*** DATA TO EXAMINE ***

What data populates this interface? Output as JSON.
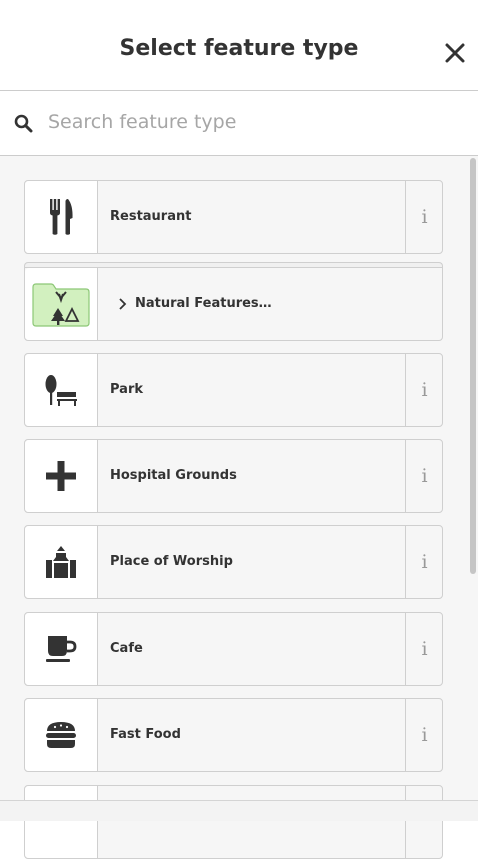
{
  "header": {
    "title": "Select feature type",
    "close_icon": "close-icon"
  },
  "search": {
    "placeholder": "Search feature type",
    "value": "",
    "icon": "search-icon"
  },
  "presets": [
    {
      "label": "Restaurant",
      "icon": "fork-knife-icon",
      "info": "i"
    },
    {
      "label": "Natural Features…",
      "icon": "folder-nature-icon",
      "category": true
    },
    {
      "label": "Park",
      "icon": "tree-bench-icon",
      "info": "i"
    },
    {
      "label": "Hospital Grounds",
      "icon": "plus-icon",
      "info": "i"
    },
    {
      "label": "Place of Worship",
      "icon": "place-of-worship-icon",
      "info": "i"
    },
    {
      "label": "Cafe",
      "icon": "coffee-cup-icon",
      "info": "i"
    },
    {
      "label": "Fast Food",
      "icon": "burger-icon",
      "info": "i"
    }
  ],
  "colors": {
    "category_folder_fill": "#d2f0bf",
    "category_folder_stroke": "#8cc776",
    "icon_fill": "#333333",
    "info_color": "#999999"
  }
}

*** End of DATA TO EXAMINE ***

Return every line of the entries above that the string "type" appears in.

    "title": "Select feature type",
    "placeholder": "Search feature type",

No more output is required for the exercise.